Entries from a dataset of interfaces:

+ + +

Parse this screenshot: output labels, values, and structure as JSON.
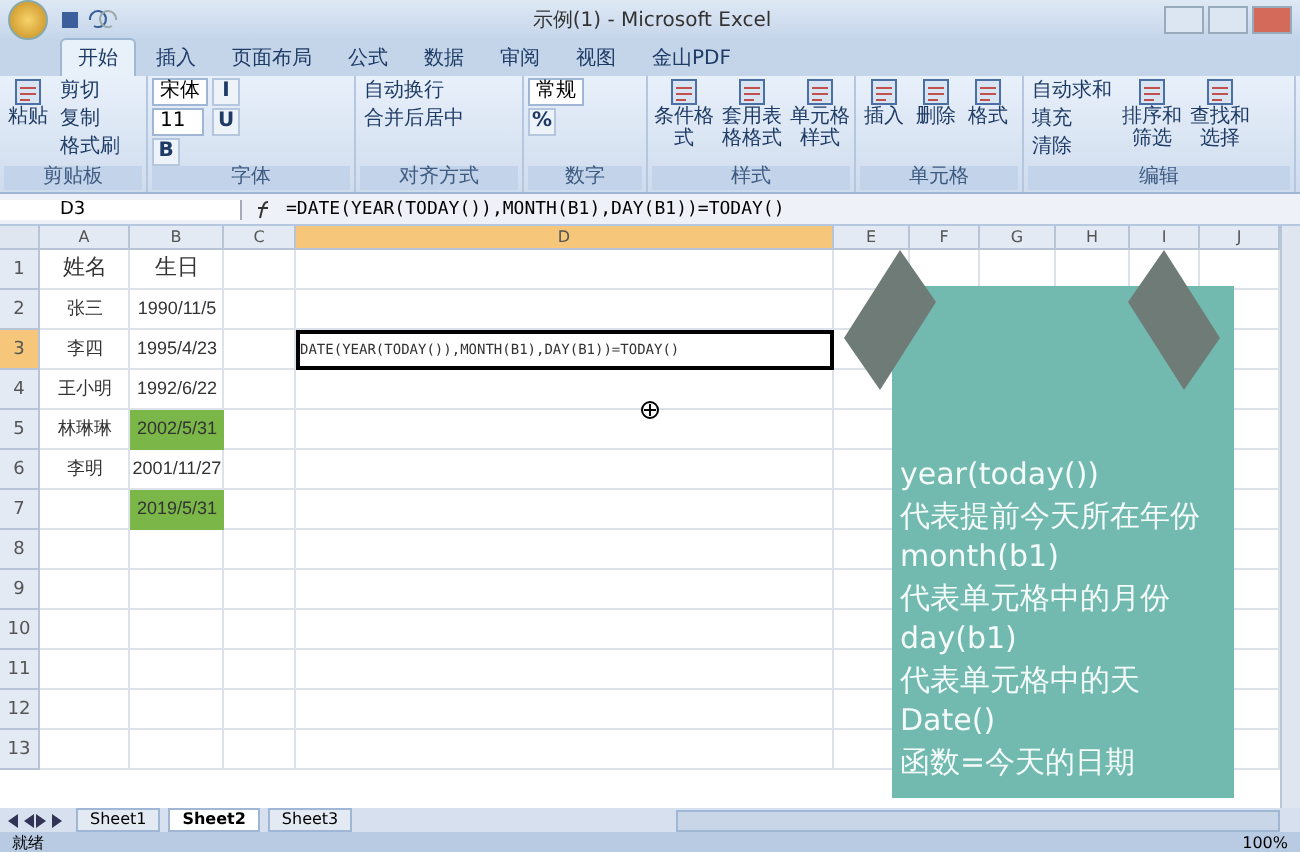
{
  "window": {
    "title": "示例(1) - Microsoft Excel"
  },
  "ribbon_tabs": [
    {
      "label": "开始",
      "selected": true
    },
    {
      "label": "插入",
      "selected": false
    },
    {
      "label": "页面布局",
      "selected": false
    },
    {
      "label": "公式",
      "selected": false
    },
    {
      "label": "数据",
      "selected": false
    },
    {
      "label": "审阅",
      "selected": false
    },
    {
      "label": "视图",
      "selected": false
    },
    {
      "label": "金山PDF",
      "selected": false
    }
  ],
  "ribbon_groups": [
    {
      "label": "剪贴板",
      "items": [
        {
          "kind": "large",
          "label": "粘贴"
        },
        {
          "kind": "small",
          "label": "剪切"
        },
        {
          "kind": "small",
          "label": "复制"
        },
        {
          "kind": "small",
          "label": "格式刷"
        }
      ]
    },
    {
      "label": "字体",
      "items": [
        {
          "kind": "field",
          "value": "宋体"
        },
        {
          "kind": "field",
          "value": "11"
        },
        {
          "kind": "letter",
          "label": "B"
        },
        {
          "kind": "letter",
          "label": "I"
        },
        {
          "kind": "letter",
          "label": "U"
        }
      ]
    },
    {
      "label": "对齐方式",
      "items": [
        {
          "kind": "small",
          "label": "自动换行"
        },
        {
          "kind": "small",
          "label": "合并后居中"
        }
      ]
    },
    {
      "label": "数字",
      "items": [
        {
          "kind": "field",
          "value": "常规"
        },
        {
          "kind": "letter",
          "label": "%"
        }
      ]
    },
    {
      "label": "样式",
      "items": [
        {
          "kind": "large",
          "label": "条件格式"
        },
        {
          "kind": "large",
          "label": "套用表格格式"
        },
        {
          "kind": "large",
          "label": "单元格样式"
        }
      ]
    },
    {
      "label": "单元格",
      "items": [
        {
          "kind": "large",
          "label": "插入"
        },
        {
          "kind": "large",
          "label": "删除"
        },
        {
          "kind": "large",
          "label": "格式"
        }
      ]
    },
    {
      "label": "编辑",
      "items": [
        {
          "kind": "small",
          "label": "自动求和"
        },
        {
          "kind": "small",
          "label": "填充"
        },
        {
          "kind": "small",
          "label": "清除"
        },
        {
          "kind": "large",
          "label": "排序和筛选"
        },
        {
          "kind": "large",
          "label": "查找和选择"
        }
      ]
    }
  ],
  "formula_bar": {
    "name_box": "D3",
    "formula": "=DATE(YEAR(TODAY()),MONTH(B1),DAY(B1))=TODAY()"
  },
  "columns": [
    {
      "label": "A",
      "selected": false
    },
    {
      "label": "B",
      "selected": false
    },
    {
      "label": "C",
      "selected": false
    },
    {
      "label": "D",
      "selected": true
    },
    {
      "label": "E",
      "selected": false
    },
    {
      "label": "F",
      "selected": false
    },
    {
      "label": "G",
      "selected": false
    },
    {
      "label": "H",
      "selected": false
    },
    {
      "label": "I",
      "selected": false
    },
    {
      "label": "J",
      "selected": false
    }
  ],
  "rows": [
    {
      "number": "1",
      "selected": false,
      "name": "姓名",
      "birthday": {
        "text": "生日",
        "highlighted": false
      }
    },
    {
      "number": "2",
      "selected": false,
      "name": "张三",
      "birthday": {
        "text": "1990/11/5",
        "highlighted": false
      }
    },
    {
      "number": "3",
      "selected": true,
      "name": "李四",
      "birthday": {
        "text": "1995/4/23",
        "highlighted": false
      },
      "column_d": "DATE(YEAR(TODAY()),MONTH(B1),DAY(B1))=TODAY()"
    },
    {
      "number": "4",
      "selected": false,
      "name": "王小明",
      "birthday": {
        "text": "1992/6/22",
        "highlighted": false
      }
    },
    {
      "number": "5",
      "selected": false,
      "name": "林琳琳",
      "birthday": {
        "text": "2002/5/31",
        "highlighted": true
      }
    },
    {
      "number": "6",
      "selected": false,
      "name": "李明",
      "birthday": {
        "text": "2001/11/27",
        "highlighted": false
      }
    },
    {
      "number": "7",
      "selected": false,
      "birthday": {
        "text": "2019/5/31",
        "highlighted": true
      }
    },
    {
      "number": "8",
      "selected": false
    },
    {
      "number": "9",
      "selected": false
    },
    {
      "number": "10",
      "selected": false
    },
    {
      "number": "11",
      "selected": false
    },
    {
      "number": "12",
      "selected": false
    },
    {
      "number": "13",
      "selected": false
    }
  ],
  "note": {
    "lines": [
      "year(today())",
      "代表提前今天所在年份",
      "month(b1)",
      "代表单元格中的月份",
      "day(b1)",
      "代表单元格中的天",
      "Date()",
      "函数=今天的日期"
    ]
  },
  "sheet_tabs": [
    {
      "label": "Sheet1",
      "selected": false
    },
    {
      "label": "Sheet2",
      "selected": true
    },
    {
      "label": "Sheet3",
      "selected": false
    }
  ],
  "status_bar": {
    "status": "就绪",
    "zoom": "100%"
  }
}
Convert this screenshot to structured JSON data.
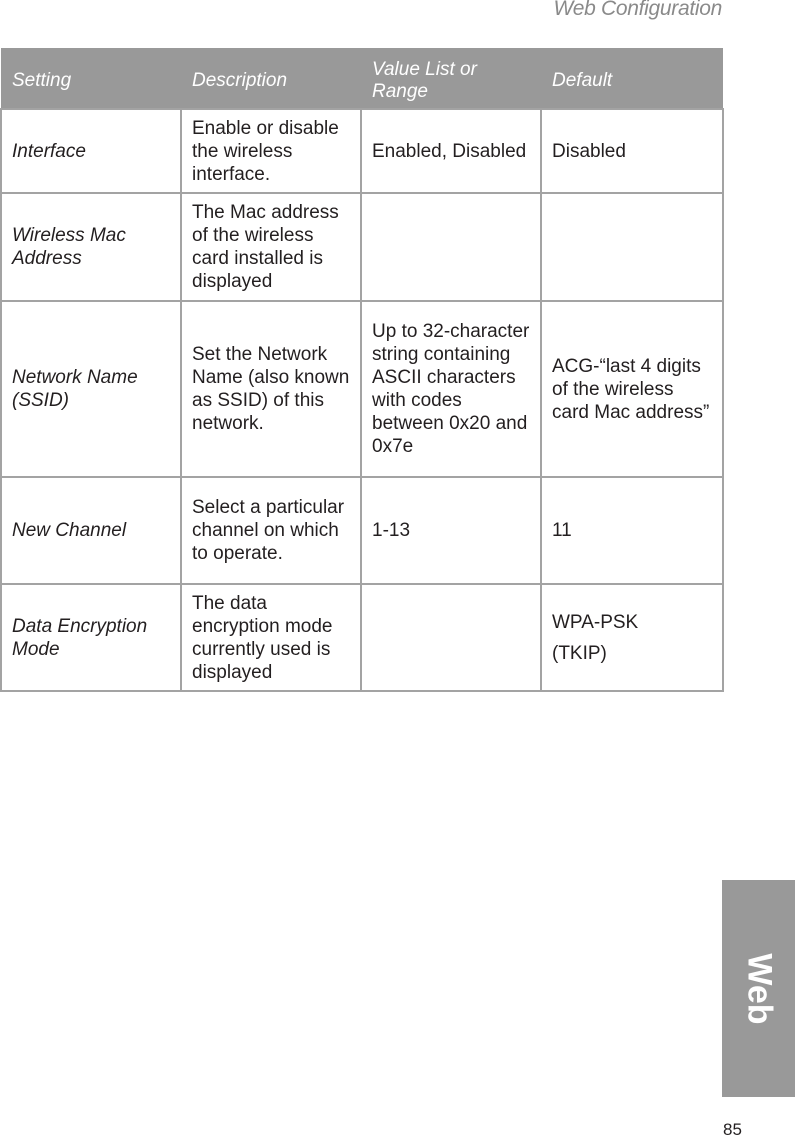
{
  "header": {
    "title": "Web Configuration"
  },
  "table": {
    "columns": [
      "Setting",
      "Description",
      "Value List or Range",
      "Default"
    ],
    "rows": [
      {
        "setting": "Interface",
        "description": "Enable or disable the wireless interface.",
        "values": "Enabled, Disabled",
        "default": [
          "Disabled"
        ]
      },
      {
        "setting": "Wireless Mac Address",
        "description": "The Mac address of the wireless card installed is displayed",
        "values": "",
        "default": []
      },
      {
        "setting": "Network Name (SSID)",
        "description": "Set the Network Name (also known as SSID) of this network.",
        "values": "Up to 32-character string containing ASCII characters with codes between 0x20 and 0x7e",
        "default": [
          "ACG-“last 4 digits of the wireless card Mac address”"
        ]
      },
      {
        "setting": "New Channel",
        "description": "Select a particular channel on which to operate.",
        "values": "1-13",
        "default": [
          "11"
        ]
      },
      {
        "setting": "Data Encryption Mode",
        "description": "The data encryption mode currently used is displayed",
        "values": "",
        "default": [
          "WPA-PSK",
          "(TKIP)"
        ]
      }
    ]
  },
  "side_tab": {
    "label": "Web"
  },
  "footer": {
    "page_number": "85"
  },
  "colors": {
    "header_bg": "#999999",
    "border": "#a3a3a3",
    "title_gray": "#8a8a8a"
  }
}
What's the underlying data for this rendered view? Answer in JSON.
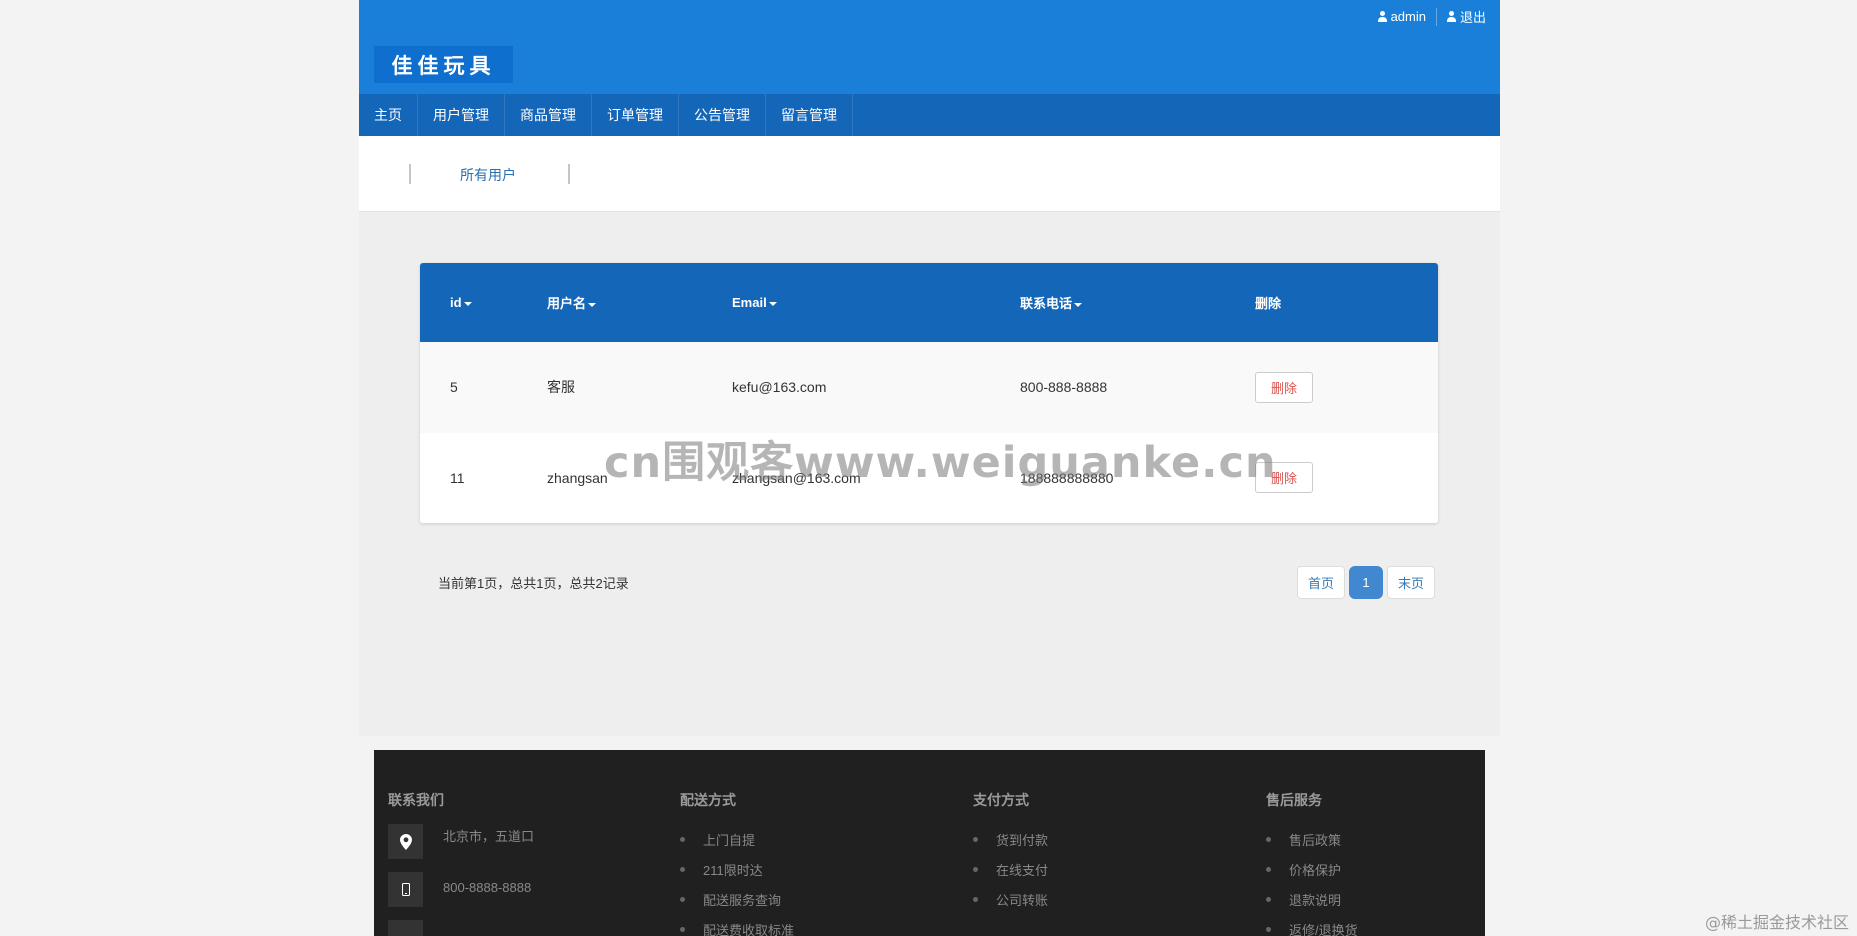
{
  "header": {
    "admin_label": "admin",
    "logout_label": "退出",
    "logo_text": "佳佳玩具"
  },
  "nav": {
    "items": [
      {
        "label": "主页"
      },
      {
        "label": "用户管理"
      },
      {
        "label": "商品管理"
      },
      {
        "label": "订单管理"
      },
      {
        "label": "公告管理"
      },
      {
        "label": "留言管理"
      }
    ]
  },
  "subnav": {
    "link_label": "所有用户"
  },
  "table": {
    "headers": [
      "id",
      "用户名",
      "Email",
      "联系电话",
      "删除"
    ],
    "rows": [
      {
        "id": "5",
        "username": "客服",
        "email": "kefu@163.com",
        "phone": "800-888-8888",
        "action": "删除"
      },
      {
        "id": "11",
        "username": "zhangsan",
        "email": "zhangsan@163.com",
        "phone": "188888888880",
        "action": "删除"
      }
    ]
  },
  "pagination": {
    "info": "当前第1页，总共1页，总共2记录",
    "first_label": "首页",
    "current_page": "1",
    "last_label": "末页"
  },
  "watermark": "cn围观客www.weiguanke.cn",
  "footer": {
    "contact": {
      "title": "联系我们",
      "address": "北京市，五道口",
      "phone": "800-8888-8888"
    },
    "delivery": {
      "title": "配送方式",
      "items": [
        "上门自提",
        "211限时达",
        "配送服务查询",
        "配送费收取标准"
      ]
    },
    "payment": {
      "title": "支付方式",
      "items": [
        "货到付款",
        "在线支付",
        "公司转账"
      ]
    },
    "aftersale": {
      "title": "售后服务",
      "items": [
        "售后政策",
        "价格保护",
        "退款说明",
        "返修/退换货"
      ]
    }
  },
  "credit": "@稀土掘金技术社区",
  "colors": {
    "header_blue": "#1a7fd8",
    "nav_blue": "#1466b8",
    "delete_red": "#d9534f",
    "pager_active": "#4188d0",
    "footer_dark": "#202020"
  }
}
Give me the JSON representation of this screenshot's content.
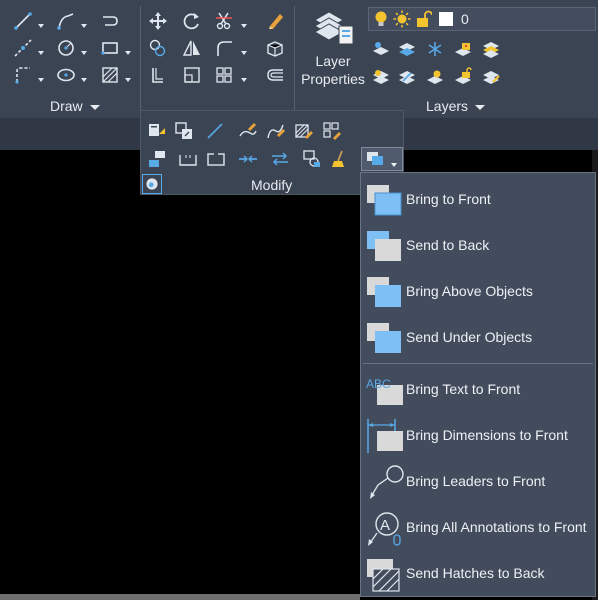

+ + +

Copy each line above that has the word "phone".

        "phone": "800-888-8888",
        "phone": "188888888880",
      "phone": "800-8888-8888"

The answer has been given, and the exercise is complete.